[Records for the exercise Boundary: Start]

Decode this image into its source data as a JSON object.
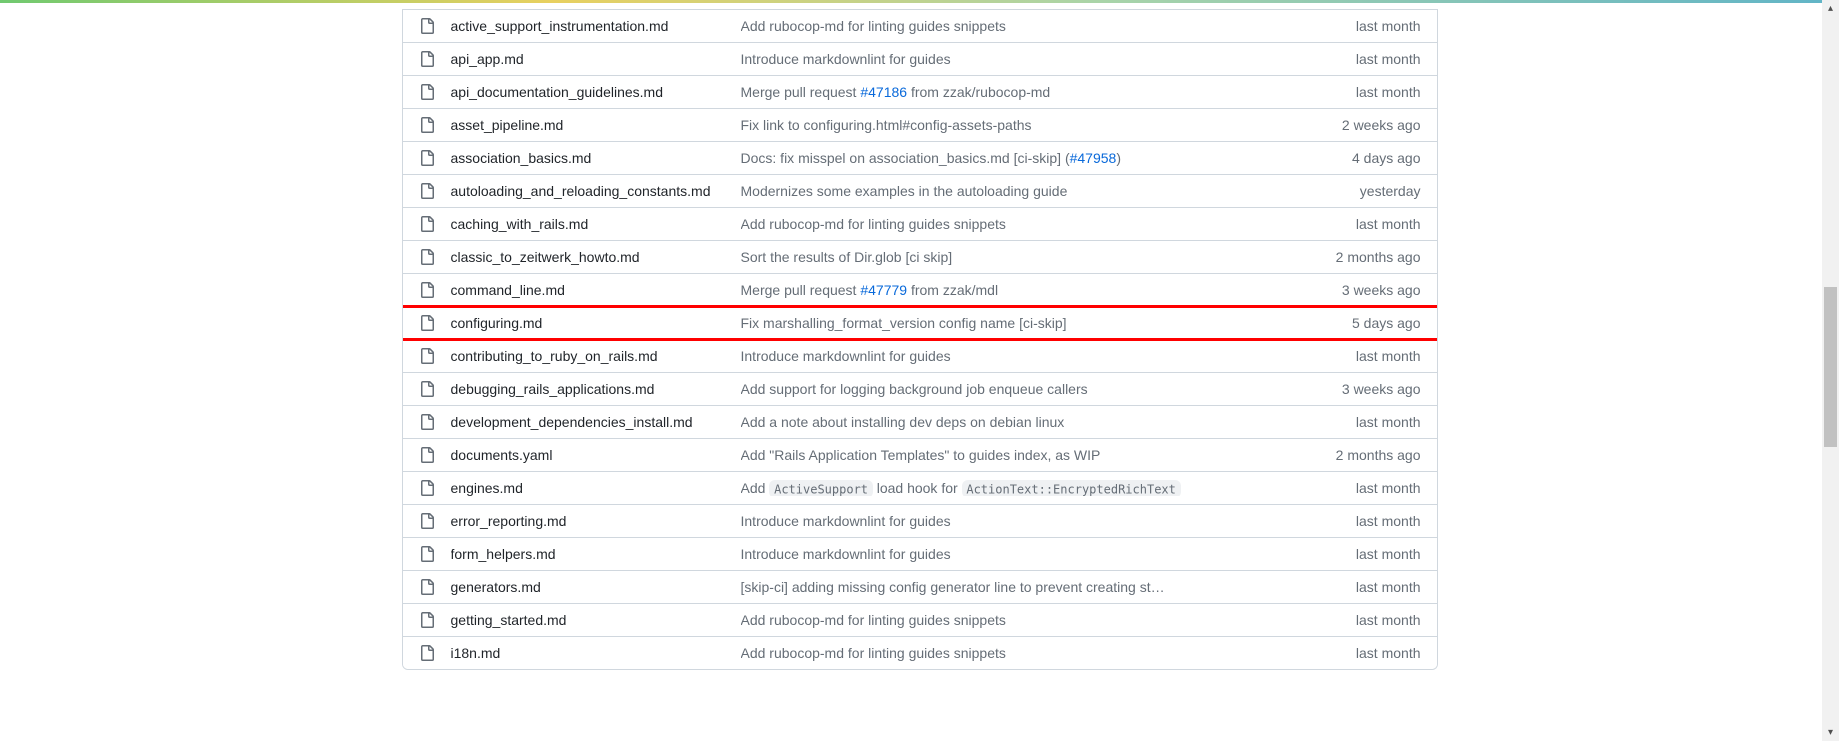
{
  "files": [
    {
      "name": "active_support_instrumentation.md",
      "message": [
        {
          "type": "text",
          "value": "Add rubocop-md for linting guides snippets"
        }
      ],
      "time": "last month",
      "highlighted": false
    },
    {
      "name": "api_app.md",
      "message": [
        {
          "type": "text",
          "value": "Introduce markdownlint for guides"
        }
      ],
      "time": "last month",
      "highlighted": false
    },
    {
      "name": "api_documentation_guidelines.md",
      "message": [
        {
          "type": "text",
          "value": "Merge pull request "
        },
        {
          "type": "issue",
          "value": "#47186"
        },
        {
          "type": "text",
          "value": " from zzak/rubocop-md"
        }
      ],
      "time": "last month",
      "highlighted": false
    },
    {
      "name": "asset_pipeline.md",
      "message": [
        {
          "type": "text",
          "value": "Fix link to configuring.html#config-assets-paths"
        }
      ],
      "time": "2 weeks ago",
      "highlighted": false
    },
    {
      "name": "association_basics.md",
      "message": [
        {
          "type": "text",
          "value": "Docs: fix misspel on association_basics.md [ci-skip] ("
        },
        {
          "type": "issue",
          "value": "#47958"
        },
        {
          "type": "text",
          "value": ")"
        }
      ],
      "time": "4 days ago",
      "highlighted": false
    },
    {
      "name": "autoloading_and_reloading_constants.md",
      "message": [
        {
          "type": "text",
          "value": "Modernizes some examples in the autoloading guide"
        }
      ],
      "time": "yesterday",
      "highlighted": false
    },
    {
      "name": "caching_with_rails.md",
      "message": [
        {
          "type": "text",
          "value": "Add rubocop-md for linting guides snippets"
        }
      ],
      "time": "last month",
      "highlighted": false
    },
    {
      "name": "classic_to_zeitwerk_howto.md",
      "message": [
        {
          "type": "text",
          "value": "Sort the results of Dir.glob [ci skip]"
        }
      ],
      "time": "2 months ago",
      "highlighted": false
    },
    {
      "name": "command_line.md",
      "message": [
        {
          "type": "text",
          "value": "Merge pull request "
        },
        {
          "type": "issue",
          "value": "#47779"
        },
        {
          "type": "text",
          "value": " from zzak/mdl"
        }
      ],
      "time": "3 weeks ago",
      "highlighted": false
    },
    {
      "name": "configuring.md",
      "message": [
        {
          "type": "text",
          "value": "Fix marshalling_format_version config name [ci-skip]"
        }
      ],
      "time": "5 days ago",
      "highlighted": true
    },
    {
      "name": "contributing_to_ruby_on_rails.md",
      "message": [
        {
          "type": "text",
          "value": "Introduce markdownlint for guides"
        }
      ],
      "time": "last month",
      "highlighted": false
    },
    {
      "name": "debugging_rails_applications.md",
      "message": [
        {
          "type": "text",
          "value": "Add support for logging background job enqueue callers"
        }
      ],
      "time": "3 weeks ago",
      "highlighted": false
    },
    {
      "name": "development_dependencies_install.md",
      "message": [
        {
          "type": "text",
          "value": "Add a note about installing dev deps on debian linux"
        }
      ],
      "time": "last month",
      "highlighted": false
    },
    {
      "name": "documents.yaml",
      "message": [
        {
          "type": "text",
          "value": "Add \"Rails Application Templates\" to guides index, as WIP"
        }
      ],
      "time": "2 months ago",
      "highlighted": false
    },
    {
      "name": "engines.md",
      "message": [
        {
          "type": "text",
          "value": "Add "
        },
        {
          "type": "code",
          "value": "ActiveSupport"
        },
        {
          "type": "text",
          "value": " load hook for "
        },
        {
          "type": "code",
          "value": "ActionText::EncryptedRichText"
        }
      ],
      "time": "last month",
      "highlighted": false
    },
    {
      "name": "error_reporting.md",
      "message": [
        {
          "type": "text",
          "value": "Introduce markdownlint for guides"
        }
      ],
      "time": "last month",
      "highlighted": false
    },
    {
      "name": "form_helpers.md",
      "message": [
        {
          "type": "text",
          "value": "Introduce markdownlint for guides"
        }
      ],
      "time": "last month",
      "highlighted": false
    },
    {
      "name": "generators.md",
      "message": [
        {
          "type": "text",
          "value": "[skip-ci] adding missing config generator line to prevent creating st…"
        }
      ],
      "time": "last month",
      "highlighted": false
    },
    {
      "name": "getting_started.md",
      "message": [
        {
          "type": "text",
          "value": "Add rubocop-md for linting guides snippets"
        }
      ],
      "time": "last month",
      "highlighted": false
    },
    {
      "name": "i18n.md",
      "message": [
        {
          "type": "text",
          "value": "Add rubocop-md for linting guides snippets"
        }
      ],
      "time": "last month",
      "highlighted": false
    }
  ]
}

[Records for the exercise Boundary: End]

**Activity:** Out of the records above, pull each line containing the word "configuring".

**Expected output:**
          "value": "Fix link to configuring.html#config-assets-paths"
      "name": "configuring.md",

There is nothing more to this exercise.